ESI Senior Analyst Alexandra Stiglmayer spoke about the visa liberalisation process for Ukraine at conference in Brussels with the title "EU-Ukraine Visa-Free Dialogue: Moving forward or Threading Water", which was organised by the European Policy Centre and the Ukrainian NGO "Europe without Barriers". She remarked that while visa liberalisation remains a reachable goal and is a win-win game for both the EU and the country concerned, the current political climate with frequent attacks by EU governments against freedom of movement and the Schengen system was not conducive. On top of that, the increase in numbers of asylum seekers following visa liberalisation for Serbia and Macedonia had made EU countries wary, she said, adding, however, that there are solutions. She elaborated on the research that ESI has conducted in this field and its policy recommendations. ESI's main recommendation is that countries that have successfully passed a visa liberalisation process and thus ensured a certain degree of respect for human rights be declared "safe countries of origin" under national or EU asylum legislation, which means that asylum claims of its citizens are prioritised and dealt with in an accelerated procedure; this will minimise unfounded asylum claims.
Stiglmayer said that the political circumstances made it very important that Ukraine and its friends insist on a process that it technical, merit-based, transparent, and strict but fair. She also recommended that Ukraine already now look into possible migratory and security concerns of EU member states and take action to address potential problems.
Since November 2010, Ukraine has been implementing an Action Plan for Visa Liberalisation (see ESI's website The EU's Eastern Partners – the Vision).

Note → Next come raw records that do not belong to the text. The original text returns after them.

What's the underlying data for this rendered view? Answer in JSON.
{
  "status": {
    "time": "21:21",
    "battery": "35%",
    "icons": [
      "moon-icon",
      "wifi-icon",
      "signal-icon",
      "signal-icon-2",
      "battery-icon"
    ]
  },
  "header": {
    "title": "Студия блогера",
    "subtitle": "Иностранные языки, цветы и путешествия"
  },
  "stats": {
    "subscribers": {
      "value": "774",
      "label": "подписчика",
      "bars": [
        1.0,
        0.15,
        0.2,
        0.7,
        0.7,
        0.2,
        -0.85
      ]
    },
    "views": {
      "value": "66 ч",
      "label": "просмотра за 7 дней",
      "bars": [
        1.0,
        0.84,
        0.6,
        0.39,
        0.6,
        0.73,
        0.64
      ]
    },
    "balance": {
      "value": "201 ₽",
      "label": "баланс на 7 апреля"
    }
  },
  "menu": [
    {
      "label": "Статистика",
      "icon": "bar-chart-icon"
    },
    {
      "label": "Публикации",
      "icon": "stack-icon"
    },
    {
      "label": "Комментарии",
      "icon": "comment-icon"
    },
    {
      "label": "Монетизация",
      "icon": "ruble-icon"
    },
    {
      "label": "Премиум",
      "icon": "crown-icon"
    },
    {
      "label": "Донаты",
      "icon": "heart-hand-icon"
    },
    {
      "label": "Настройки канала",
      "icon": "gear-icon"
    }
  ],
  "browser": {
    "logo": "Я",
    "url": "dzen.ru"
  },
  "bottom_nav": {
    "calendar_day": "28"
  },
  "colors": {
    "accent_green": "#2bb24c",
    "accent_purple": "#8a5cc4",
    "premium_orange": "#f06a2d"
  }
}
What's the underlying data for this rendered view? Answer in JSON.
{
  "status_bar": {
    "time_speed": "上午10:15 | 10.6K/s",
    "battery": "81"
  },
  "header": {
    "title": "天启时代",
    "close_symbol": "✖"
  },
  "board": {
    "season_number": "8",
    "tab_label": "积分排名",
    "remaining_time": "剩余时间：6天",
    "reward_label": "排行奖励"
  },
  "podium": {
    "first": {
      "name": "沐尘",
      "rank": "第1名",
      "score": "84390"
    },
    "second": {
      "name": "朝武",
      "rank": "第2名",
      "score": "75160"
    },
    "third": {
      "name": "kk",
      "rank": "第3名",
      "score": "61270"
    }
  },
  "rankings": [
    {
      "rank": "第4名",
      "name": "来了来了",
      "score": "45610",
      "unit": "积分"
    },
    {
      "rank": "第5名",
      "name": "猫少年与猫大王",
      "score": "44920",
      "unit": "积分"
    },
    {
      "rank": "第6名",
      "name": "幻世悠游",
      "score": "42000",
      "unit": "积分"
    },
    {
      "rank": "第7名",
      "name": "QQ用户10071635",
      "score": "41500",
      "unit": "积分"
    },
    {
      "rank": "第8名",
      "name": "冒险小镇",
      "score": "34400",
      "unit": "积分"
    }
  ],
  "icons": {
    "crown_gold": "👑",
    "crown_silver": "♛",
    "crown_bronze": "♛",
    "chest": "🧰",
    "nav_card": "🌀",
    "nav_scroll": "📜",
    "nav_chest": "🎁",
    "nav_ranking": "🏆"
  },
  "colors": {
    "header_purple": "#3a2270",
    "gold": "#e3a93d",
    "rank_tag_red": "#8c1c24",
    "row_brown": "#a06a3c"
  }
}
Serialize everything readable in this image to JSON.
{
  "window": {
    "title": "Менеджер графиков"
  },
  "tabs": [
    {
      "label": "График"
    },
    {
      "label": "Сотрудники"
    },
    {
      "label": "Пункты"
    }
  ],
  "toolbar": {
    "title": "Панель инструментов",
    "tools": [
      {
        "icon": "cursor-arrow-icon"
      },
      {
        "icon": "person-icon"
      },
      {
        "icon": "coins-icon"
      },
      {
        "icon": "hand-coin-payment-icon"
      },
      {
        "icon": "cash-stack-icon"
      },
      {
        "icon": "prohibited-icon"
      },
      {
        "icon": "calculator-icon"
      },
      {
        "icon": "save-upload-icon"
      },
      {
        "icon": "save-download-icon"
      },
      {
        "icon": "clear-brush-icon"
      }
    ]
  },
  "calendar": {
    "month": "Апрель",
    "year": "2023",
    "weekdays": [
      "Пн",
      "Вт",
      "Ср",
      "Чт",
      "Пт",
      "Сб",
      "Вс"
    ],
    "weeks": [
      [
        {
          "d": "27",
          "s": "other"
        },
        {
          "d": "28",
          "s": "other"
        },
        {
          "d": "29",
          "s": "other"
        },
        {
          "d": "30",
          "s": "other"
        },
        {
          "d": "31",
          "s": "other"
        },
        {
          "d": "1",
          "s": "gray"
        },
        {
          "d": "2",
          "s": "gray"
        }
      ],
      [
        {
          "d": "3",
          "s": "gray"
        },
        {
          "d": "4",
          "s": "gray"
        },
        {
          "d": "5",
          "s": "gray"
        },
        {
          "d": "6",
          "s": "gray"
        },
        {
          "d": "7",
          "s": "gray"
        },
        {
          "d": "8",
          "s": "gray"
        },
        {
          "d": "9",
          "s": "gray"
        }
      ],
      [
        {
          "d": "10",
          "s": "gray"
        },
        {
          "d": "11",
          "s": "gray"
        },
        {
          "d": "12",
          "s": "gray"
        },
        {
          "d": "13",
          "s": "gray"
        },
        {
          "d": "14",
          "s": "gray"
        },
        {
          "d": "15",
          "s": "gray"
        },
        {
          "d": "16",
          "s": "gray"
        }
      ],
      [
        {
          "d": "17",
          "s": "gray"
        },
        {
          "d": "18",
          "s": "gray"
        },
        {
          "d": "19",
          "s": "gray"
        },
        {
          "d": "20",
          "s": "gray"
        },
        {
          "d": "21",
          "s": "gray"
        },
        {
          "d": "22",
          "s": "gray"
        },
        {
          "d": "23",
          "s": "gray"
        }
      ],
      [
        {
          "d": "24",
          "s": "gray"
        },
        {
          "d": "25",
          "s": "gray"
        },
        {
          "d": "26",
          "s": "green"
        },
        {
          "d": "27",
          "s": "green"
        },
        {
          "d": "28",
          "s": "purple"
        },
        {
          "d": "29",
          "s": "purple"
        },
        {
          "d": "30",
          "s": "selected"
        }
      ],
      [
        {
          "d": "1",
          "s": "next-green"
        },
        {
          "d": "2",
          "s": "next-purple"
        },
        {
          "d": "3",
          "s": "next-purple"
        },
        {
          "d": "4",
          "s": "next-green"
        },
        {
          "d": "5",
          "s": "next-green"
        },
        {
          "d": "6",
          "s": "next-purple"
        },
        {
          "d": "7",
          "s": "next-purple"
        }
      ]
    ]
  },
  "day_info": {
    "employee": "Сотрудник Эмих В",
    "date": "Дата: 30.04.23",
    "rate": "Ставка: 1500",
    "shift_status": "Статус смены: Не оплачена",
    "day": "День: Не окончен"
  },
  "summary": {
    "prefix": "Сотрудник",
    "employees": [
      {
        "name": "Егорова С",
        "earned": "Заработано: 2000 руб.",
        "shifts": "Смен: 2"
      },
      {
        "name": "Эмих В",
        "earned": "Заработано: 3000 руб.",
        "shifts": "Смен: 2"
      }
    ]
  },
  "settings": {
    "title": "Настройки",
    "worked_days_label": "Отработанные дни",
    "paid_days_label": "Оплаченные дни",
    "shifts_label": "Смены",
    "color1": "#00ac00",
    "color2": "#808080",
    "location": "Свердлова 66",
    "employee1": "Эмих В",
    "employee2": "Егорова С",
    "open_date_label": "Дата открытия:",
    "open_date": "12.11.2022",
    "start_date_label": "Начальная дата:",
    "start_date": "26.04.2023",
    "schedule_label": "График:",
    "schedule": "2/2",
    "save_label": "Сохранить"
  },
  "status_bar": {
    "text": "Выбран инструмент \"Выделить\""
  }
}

The other speakers at the conference were Oleksandr Sushko from the Ukrainian Civic Initiative Europe without Barriers; Kostiantyn Yelisieiev, Head of the Mission of Ukraine to the EU; and Pawel Robert Kowal, MEP and Chair of the Delegation to the EU-Ukraine Parliamentary Cooperation Committee. The debate was moderated by Amanda Paul, EPC Policy Analyst.